Find the lines of the material below that include the string "name", then copy each one.

= = =

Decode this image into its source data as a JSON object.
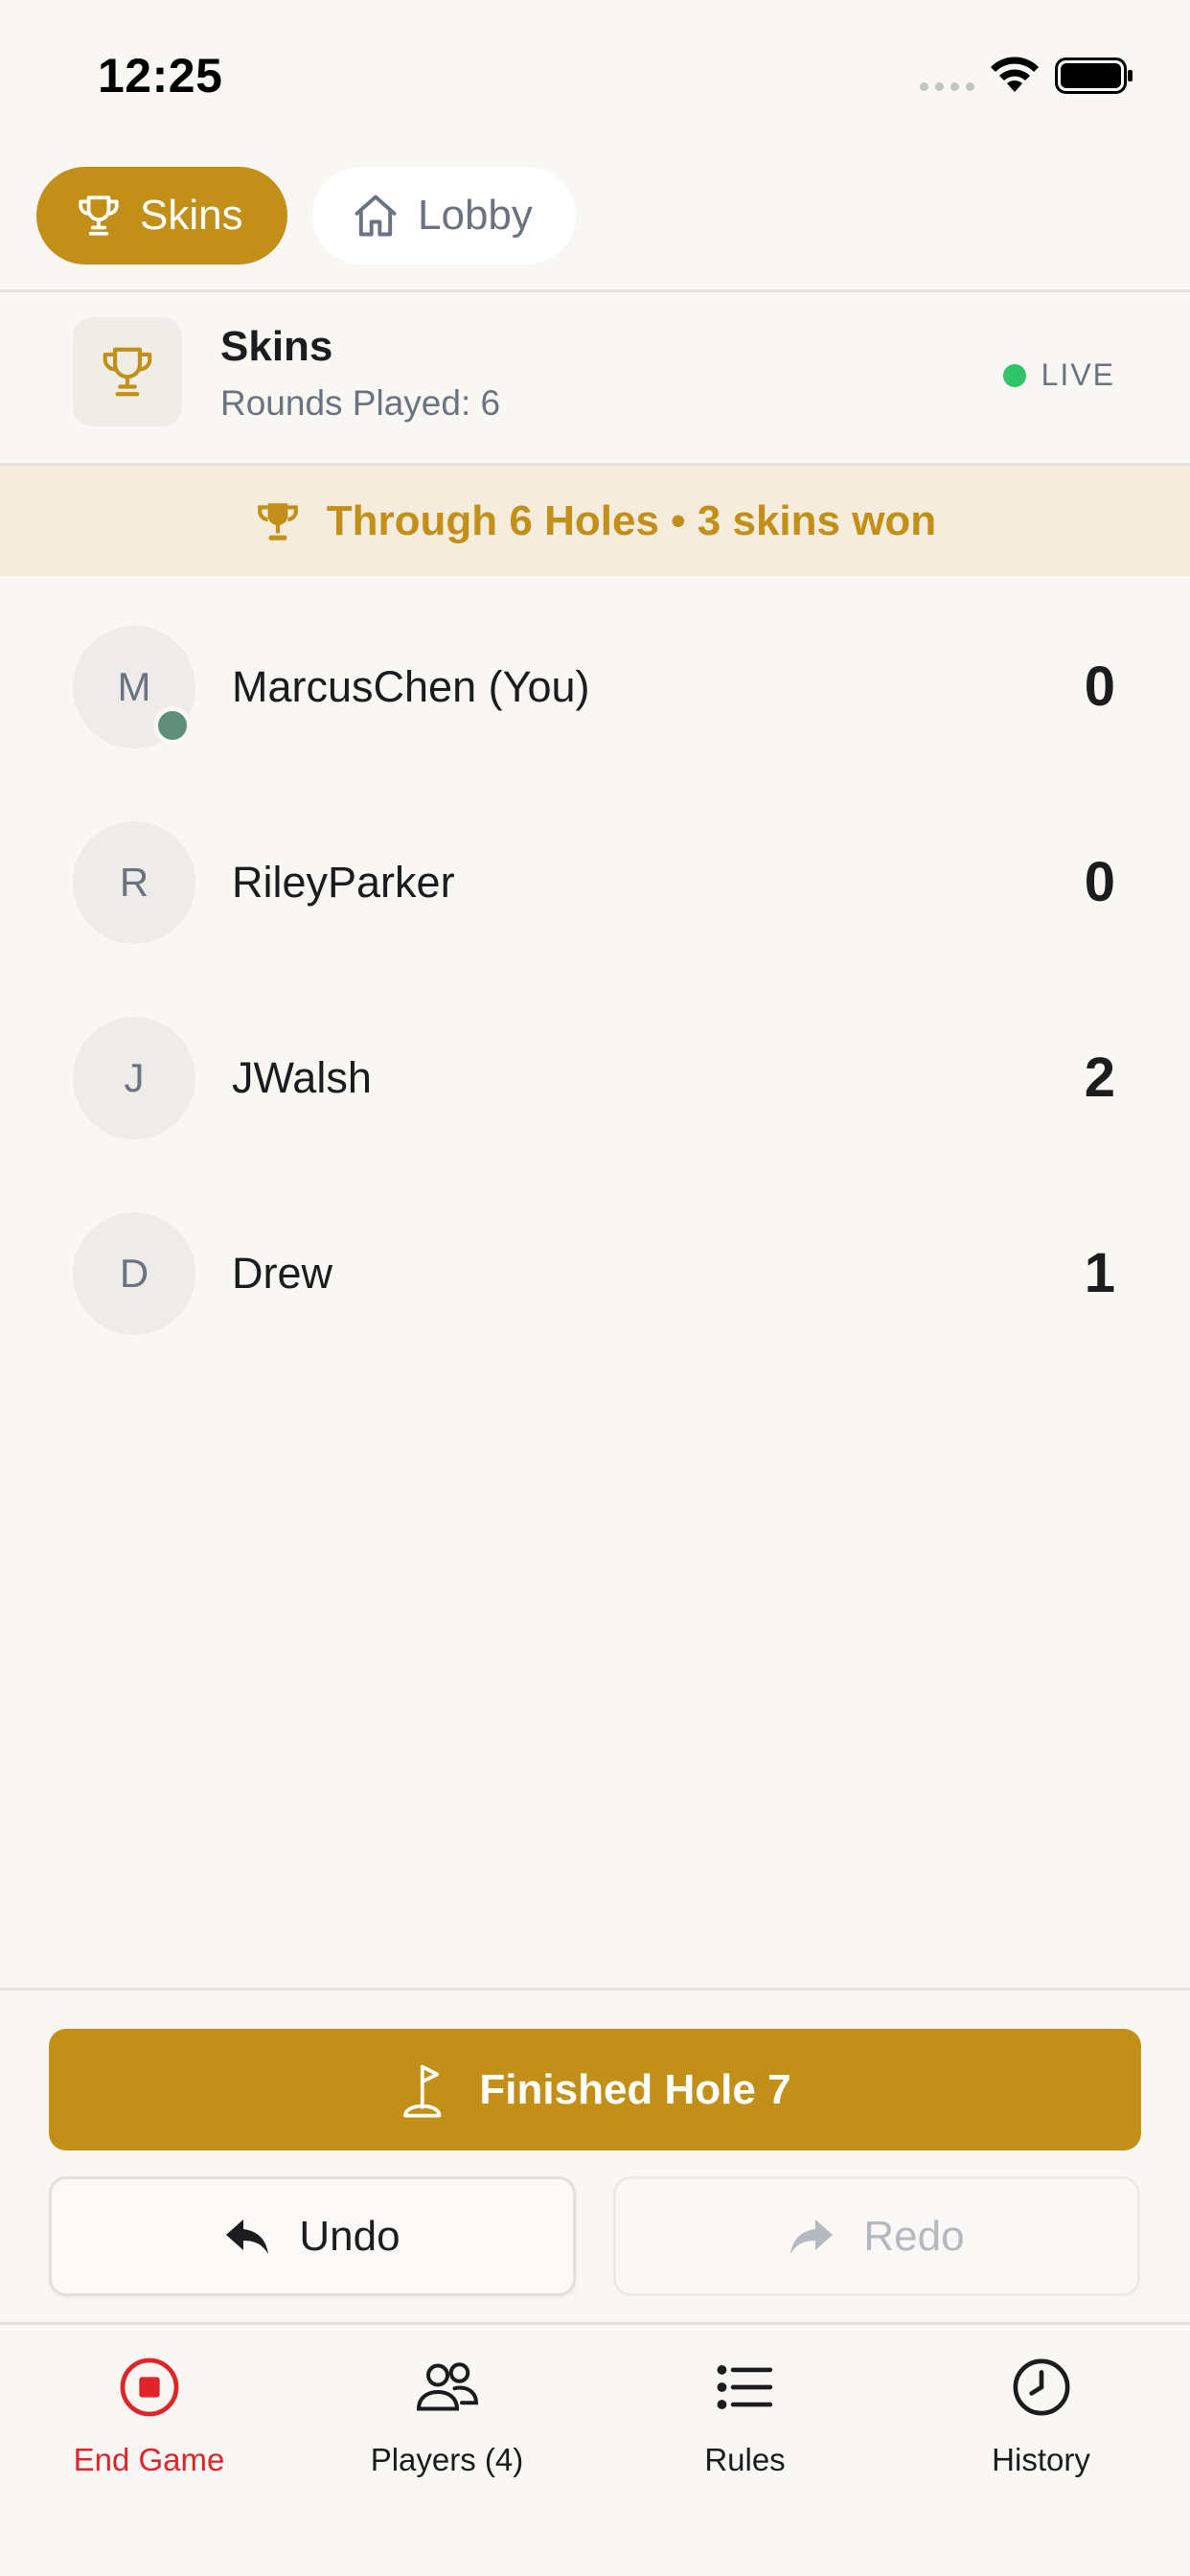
{
  "status_bar": {
    "time": "12:25"
  },
  "top_tabs": {
    "skins_label": "Skins",
    "lobby_label": "Lobby"
  },
  "game": {
    "title": "Skins",
    "subtitle": "Rounds Played: 6",
    "live_label": "LIVE"
  },
  "banner": {
    "text": "Through 6 Holes • 3 skins won"
  },
  "players": [
    {
      "initial": "M",
      "name": "MarcusChen (You)",
      "score": "0",
      "online": true
    },
    {
      "initial": "R",
      "name": "RileyParker",
      "score": "0",
      "online": false
    },
    {
      "initial": "J",
      "name": "JWalsh",
      "score": "2",
      "online": false
    },
    {
      "initial": "D",
      "name": "Drew",
      "score": "1",
      "online": false
    }
  ],
  "actions": {
    "finish_label": "Finished Hole 7",
    "undo_label": "Undo",
    "redo_label": "Redo"
  },
  "tab_bar": {
    "end_game": "End Game",
    "players": "Players (4)",
    "rules": "Rules",
    "history": "History"
  },
  "colors": {
    "accent_gold": "#c28f18",
    "live_green": "#2fc46a",
    "end_red": "#e0242a",
    "online_green": "#5f8f7a"
  }
}
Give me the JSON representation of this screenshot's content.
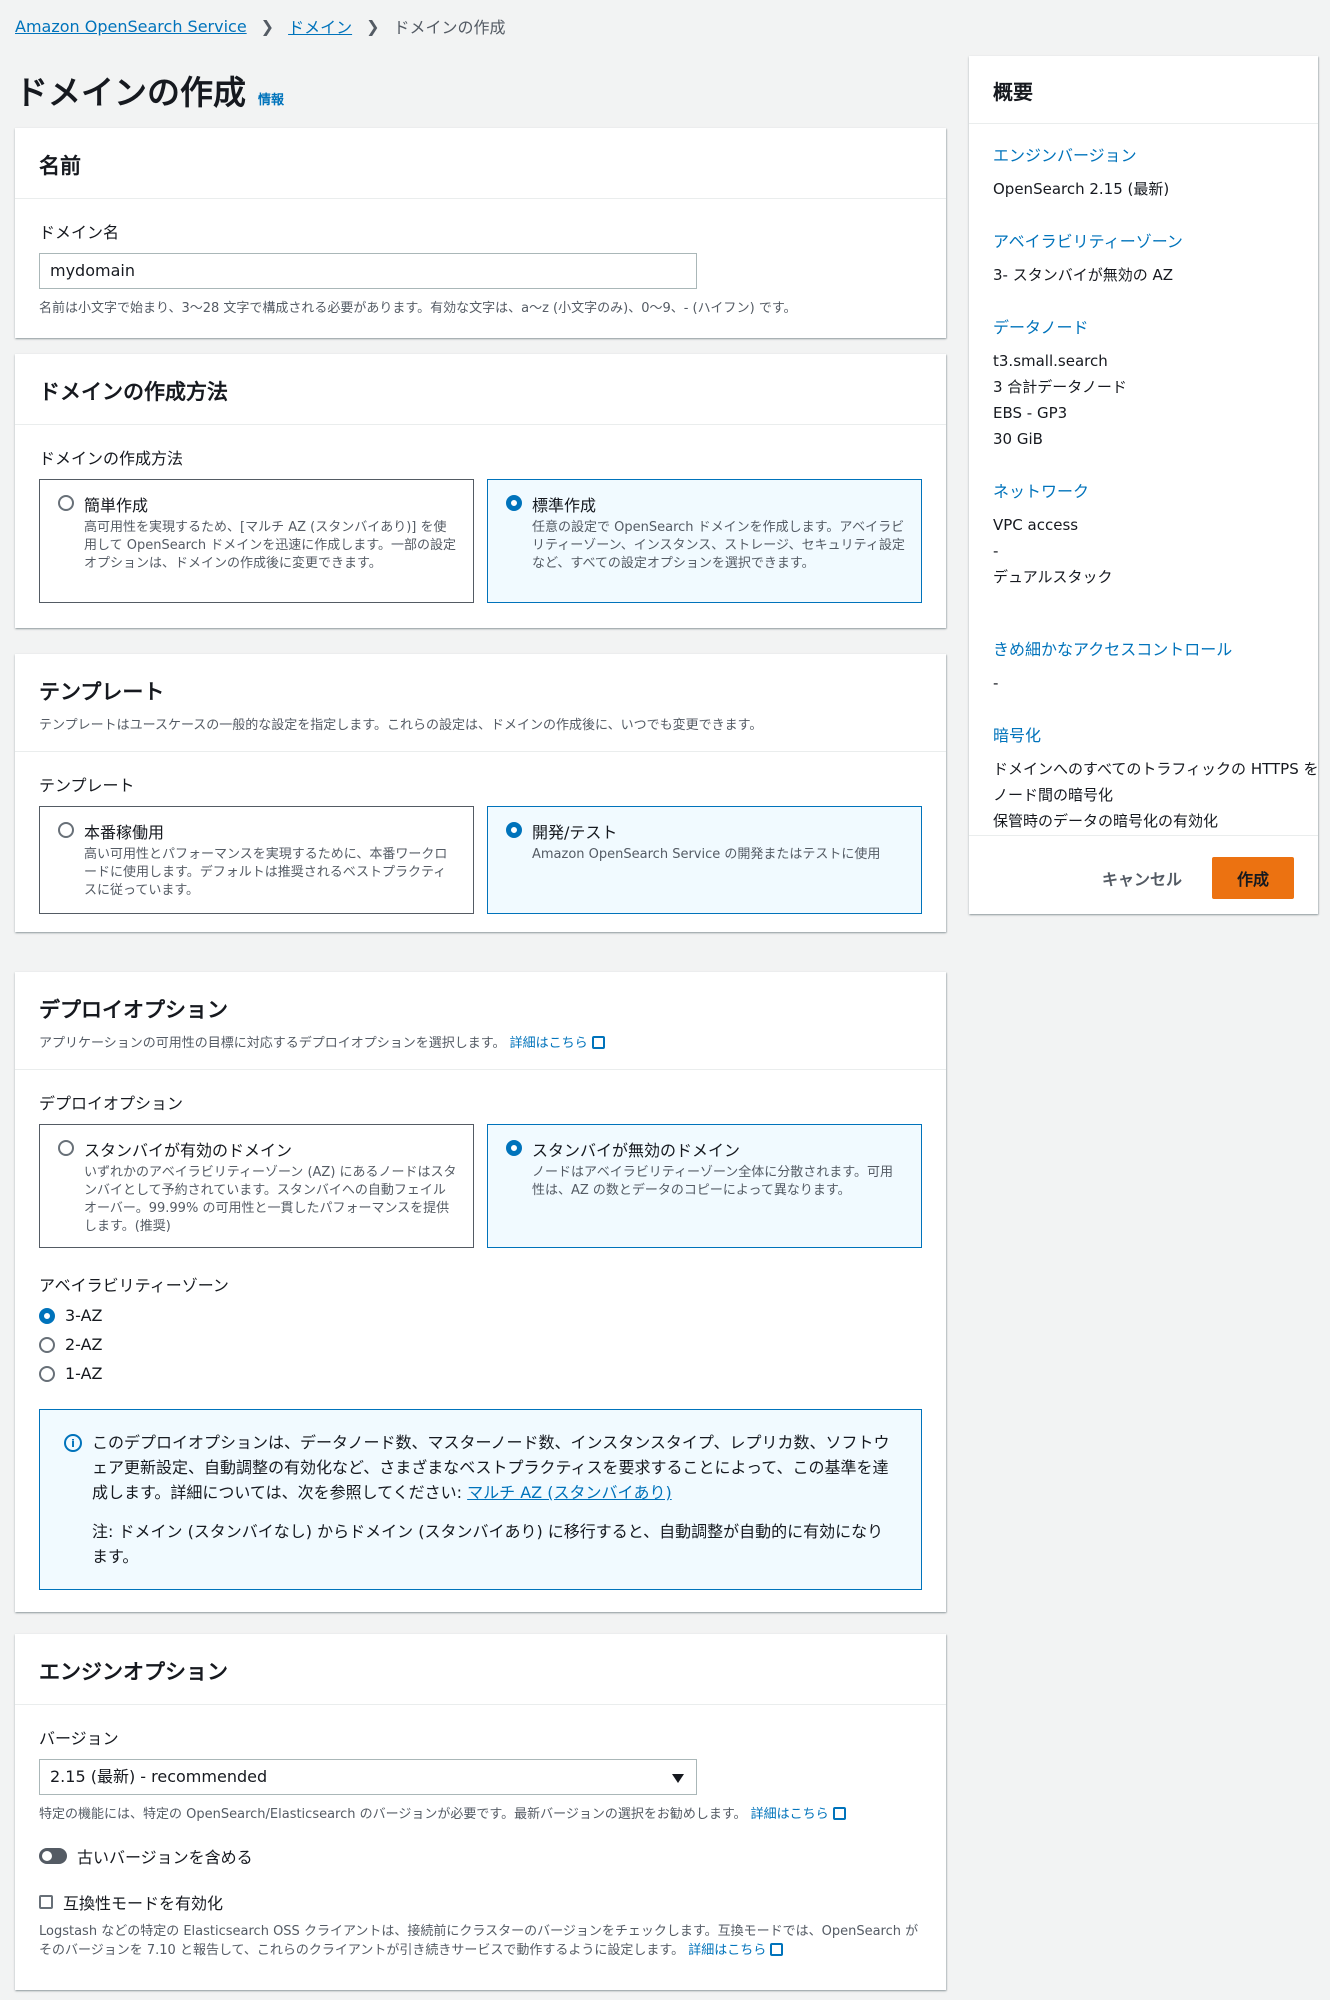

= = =

▶ **OUTPUT OF THE EXERCISE**
      "name": "MarcusChen (You)",
      "name": "RileyParker",
      "name": "JWalsh",
      "name": "Drew",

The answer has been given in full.